━━ INPUT ━━
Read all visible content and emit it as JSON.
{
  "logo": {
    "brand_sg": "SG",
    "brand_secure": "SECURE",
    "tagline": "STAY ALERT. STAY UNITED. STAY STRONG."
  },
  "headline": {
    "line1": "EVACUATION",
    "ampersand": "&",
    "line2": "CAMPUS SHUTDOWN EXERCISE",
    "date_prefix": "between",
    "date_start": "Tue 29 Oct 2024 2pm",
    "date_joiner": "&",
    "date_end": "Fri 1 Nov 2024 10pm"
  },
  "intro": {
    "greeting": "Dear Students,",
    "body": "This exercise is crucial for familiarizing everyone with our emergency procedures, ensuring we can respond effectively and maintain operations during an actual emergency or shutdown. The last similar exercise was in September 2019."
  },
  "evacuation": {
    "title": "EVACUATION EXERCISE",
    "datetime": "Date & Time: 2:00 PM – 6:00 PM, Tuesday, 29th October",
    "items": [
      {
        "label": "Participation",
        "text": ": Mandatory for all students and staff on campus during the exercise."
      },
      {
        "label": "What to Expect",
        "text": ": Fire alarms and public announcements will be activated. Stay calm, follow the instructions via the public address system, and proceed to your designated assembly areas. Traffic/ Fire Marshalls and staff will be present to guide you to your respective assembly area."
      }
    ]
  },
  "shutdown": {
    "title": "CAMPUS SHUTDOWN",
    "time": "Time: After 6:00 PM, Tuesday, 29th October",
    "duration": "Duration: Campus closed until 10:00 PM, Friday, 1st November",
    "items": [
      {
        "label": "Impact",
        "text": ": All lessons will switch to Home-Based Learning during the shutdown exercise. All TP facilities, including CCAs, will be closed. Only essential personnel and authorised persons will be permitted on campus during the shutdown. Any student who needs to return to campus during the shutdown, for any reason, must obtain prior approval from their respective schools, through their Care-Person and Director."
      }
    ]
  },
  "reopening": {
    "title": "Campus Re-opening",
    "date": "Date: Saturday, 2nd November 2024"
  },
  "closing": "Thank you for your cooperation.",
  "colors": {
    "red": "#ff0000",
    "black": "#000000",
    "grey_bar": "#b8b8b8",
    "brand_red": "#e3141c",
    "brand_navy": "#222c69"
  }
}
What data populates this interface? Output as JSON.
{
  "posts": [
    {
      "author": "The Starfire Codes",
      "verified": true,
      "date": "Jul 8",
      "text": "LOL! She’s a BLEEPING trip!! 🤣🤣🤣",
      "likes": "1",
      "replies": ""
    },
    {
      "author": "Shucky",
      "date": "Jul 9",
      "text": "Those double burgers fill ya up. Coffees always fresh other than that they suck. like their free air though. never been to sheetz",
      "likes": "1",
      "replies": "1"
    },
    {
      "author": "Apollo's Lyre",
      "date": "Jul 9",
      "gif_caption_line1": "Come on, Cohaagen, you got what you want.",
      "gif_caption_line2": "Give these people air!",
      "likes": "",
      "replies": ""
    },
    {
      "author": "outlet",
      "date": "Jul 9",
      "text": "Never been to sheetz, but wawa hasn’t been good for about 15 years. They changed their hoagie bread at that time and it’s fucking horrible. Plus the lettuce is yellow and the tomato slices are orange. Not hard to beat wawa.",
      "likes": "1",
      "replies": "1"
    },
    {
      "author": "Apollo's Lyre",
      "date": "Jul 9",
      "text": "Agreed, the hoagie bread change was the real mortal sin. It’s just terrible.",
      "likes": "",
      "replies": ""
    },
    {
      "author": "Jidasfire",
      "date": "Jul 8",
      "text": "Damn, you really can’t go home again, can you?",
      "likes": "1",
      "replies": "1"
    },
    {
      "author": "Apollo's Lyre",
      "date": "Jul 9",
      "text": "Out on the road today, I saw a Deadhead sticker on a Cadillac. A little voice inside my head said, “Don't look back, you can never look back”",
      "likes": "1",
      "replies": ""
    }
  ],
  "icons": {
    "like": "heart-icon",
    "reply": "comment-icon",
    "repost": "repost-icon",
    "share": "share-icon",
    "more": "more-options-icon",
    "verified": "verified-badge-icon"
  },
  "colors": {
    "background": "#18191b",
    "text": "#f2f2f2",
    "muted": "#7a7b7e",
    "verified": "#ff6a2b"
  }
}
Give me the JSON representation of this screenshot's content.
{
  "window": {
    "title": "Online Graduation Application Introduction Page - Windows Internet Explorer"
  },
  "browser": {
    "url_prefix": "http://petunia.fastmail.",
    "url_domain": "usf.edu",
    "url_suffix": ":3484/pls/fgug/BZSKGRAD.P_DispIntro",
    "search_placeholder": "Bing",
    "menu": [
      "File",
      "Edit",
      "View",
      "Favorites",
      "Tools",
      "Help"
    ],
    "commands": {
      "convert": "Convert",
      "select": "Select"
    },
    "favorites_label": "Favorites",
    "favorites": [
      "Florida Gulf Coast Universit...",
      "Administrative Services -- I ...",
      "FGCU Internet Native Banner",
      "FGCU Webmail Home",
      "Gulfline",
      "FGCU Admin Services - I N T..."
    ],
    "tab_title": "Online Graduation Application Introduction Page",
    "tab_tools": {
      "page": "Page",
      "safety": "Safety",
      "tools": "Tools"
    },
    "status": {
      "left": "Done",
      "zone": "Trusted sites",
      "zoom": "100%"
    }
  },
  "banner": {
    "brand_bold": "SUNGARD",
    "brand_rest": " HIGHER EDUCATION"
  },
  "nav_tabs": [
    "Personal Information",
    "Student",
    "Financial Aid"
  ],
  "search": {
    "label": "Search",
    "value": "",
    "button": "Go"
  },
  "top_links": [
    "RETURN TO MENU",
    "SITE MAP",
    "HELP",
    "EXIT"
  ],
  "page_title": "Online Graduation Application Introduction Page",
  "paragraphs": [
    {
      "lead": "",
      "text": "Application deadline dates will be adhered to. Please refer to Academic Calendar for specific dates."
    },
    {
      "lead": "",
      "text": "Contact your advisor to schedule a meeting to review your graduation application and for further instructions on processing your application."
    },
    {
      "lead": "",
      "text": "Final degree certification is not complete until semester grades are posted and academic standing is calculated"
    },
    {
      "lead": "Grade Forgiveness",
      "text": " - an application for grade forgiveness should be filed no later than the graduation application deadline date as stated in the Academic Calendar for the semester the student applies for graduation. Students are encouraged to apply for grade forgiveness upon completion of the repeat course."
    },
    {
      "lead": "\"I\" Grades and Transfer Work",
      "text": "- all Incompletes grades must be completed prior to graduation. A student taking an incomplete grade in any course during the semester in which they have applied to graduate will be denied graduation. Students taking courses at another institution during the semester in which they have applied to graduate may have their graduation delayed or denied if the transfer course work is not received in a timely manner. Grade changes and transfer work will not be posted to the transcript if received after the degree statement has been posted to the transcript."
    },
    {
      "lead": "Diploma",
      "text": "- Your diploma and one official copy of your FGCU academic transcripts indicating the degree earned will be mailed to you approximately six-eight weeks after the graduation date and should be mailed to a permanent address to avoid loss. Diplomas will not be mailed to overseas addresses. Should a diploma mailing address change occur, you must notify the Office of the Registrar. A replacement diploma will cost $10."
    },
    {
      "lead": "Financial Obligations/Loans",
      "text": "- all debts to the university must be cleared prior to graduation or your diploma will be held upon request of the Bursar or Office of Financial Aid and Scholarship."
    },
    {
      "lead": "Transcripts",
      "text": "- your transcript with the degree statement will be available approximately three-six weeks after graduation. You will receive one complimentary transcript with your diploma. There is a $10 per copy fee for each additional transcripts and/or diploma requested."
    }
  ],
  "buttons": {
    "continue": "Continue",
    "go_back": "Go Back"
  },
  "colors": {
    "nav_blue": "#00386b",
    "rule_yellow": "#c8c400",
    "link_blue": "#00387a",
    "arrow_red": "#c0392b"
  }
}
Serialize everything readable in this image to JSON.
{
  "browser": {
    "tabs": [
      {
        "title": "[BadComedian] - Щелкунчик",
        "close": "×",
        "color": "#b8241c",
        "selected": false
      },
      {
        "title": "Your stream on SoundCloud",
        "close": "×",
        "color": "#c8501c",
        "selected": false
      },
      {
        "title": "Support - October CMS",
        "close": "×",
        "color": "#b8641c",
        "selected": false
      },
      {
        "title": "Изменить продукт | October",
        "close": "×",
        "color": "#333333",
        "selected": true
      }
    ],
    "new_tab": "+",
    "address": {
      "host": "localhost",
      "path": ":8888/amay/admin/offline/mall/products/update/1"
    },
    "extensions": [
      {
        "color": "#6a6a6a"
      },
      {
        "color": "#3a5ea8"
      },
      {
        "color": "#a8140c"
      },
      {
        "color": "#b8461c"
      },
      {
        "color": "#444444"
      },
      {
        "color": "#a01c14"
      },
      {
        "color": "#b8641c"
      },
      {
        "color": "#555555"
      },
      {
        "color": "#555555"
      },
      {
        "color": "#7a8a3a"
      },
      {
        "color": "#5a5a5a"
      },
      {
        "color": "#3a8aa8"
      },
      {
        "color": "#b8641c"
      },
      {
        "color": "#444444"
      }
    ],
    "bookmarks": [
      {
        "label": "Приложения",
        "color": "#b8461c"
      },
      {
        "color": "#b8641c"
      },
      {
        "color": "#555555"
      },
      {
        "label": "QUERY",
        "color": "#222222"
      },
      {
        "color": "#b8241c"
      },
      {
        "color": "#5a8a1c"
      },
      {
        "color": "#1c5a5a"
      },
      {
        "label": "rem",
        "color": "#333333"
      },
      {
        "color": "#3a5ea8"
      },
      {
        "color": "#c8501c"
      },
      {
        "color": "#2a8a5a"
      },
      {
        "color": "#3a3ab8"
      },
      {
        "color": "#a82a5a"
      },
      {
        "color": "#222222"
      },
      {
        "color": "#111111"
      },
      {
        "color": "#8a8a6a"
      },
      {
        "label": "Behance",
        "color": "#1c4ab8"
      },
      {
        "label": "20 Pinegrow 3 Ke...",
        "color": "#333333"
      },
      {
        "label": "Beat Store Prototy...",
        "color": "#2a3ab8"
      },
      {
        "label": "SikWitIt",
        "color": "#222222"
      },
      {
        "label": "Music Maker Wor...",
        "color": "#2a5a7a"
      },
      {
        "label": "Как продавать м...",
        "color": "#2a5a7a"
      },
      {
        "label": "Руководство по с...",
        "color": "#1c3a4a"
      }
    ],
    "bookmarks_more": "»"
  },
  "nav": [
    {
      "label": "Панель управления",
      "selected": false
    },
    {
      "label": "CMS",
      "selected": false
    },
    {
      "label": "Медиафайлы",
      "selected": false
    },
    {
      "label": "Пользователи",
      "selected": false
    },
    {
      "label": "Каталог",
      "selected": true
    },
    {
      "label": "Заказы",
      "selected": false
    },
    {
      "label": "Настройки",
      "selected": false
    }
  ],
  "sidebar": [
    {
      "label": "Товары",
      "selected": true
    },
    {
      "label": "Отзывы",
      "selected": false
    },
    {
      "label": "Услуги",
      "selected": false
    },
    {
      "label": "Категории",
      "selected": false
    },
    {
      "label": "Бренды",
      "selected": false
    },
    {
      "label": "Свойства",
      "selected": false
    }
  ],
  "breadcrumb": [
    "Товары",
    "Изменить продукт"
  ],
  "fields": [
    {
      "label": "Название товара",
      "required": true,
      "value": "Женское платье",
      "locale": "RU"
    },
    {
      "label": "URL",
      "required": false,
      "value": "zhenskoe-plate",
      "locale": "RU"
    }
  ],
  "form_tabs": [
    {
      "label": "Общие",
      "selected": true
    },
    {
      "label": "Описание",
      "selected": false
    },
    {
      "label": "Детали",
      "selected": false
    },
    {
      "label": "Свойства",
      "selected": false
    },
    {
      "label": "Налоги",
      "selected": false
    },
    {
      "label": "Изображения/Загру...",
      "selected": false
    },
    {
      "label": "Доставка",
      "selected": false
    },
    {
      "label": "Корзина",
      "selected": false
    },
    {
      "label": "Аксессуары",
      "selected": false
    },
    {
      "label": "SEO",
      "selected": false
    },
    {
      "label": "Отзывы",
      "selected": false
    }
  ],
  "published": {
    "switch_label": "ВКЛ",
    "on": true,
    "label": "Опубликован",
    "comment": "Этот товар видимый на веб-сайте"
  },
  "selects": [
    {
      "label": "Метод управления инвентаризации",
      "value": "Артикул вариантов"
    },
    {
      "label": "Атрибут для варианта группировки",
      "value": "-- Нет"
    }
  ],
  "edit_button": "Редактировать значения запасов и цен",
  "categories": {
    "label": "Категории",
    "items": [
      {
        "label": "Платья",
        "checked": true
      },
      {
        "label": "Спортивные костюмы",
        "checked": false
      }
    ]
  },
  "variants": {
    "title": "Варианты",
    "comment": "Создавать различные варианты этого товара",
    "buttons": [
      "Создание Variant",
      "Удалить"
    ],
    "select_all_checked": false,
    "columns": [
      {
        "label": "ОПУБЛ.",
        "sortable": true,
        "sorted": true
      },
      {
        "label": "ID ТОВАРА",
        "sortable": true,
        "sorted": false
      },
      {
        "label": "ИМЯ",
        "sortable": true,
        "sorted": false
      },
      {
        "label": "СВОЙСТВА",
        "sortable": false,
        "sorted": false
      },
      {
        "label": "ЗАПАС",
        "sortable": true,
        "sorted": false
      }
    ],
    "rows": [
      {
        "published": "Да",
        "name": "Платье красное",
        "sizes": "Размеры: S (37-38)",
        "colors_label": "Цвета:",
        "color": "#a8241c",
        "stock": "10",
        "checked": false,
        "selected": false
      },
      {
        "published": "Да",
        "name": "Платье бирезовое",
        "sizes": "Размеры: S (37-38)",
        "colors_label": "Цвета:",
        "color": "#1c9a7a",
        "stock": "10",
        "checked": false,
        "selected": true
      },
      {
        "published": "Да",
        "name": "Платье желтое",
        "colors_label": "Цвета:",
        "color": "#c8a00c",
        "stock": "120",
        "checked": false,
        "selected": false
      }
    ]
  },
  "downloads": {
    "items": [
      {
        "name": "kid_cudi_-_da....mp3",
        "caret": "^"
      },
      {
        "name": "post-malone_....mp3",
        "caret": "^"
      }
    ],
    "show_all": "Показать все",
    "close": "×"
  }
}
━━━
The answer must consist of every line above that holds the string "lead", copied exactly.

      "lead": "",
      "lead": "",
      "lead": "",
      "lead": "Grade Forgiveness",
      "lead": "\"I\" Grades and Transfer Work",
      "lead": "Diploma",
      "lead": "Financial Obligations/Loans",
      "lead": "Transcripts",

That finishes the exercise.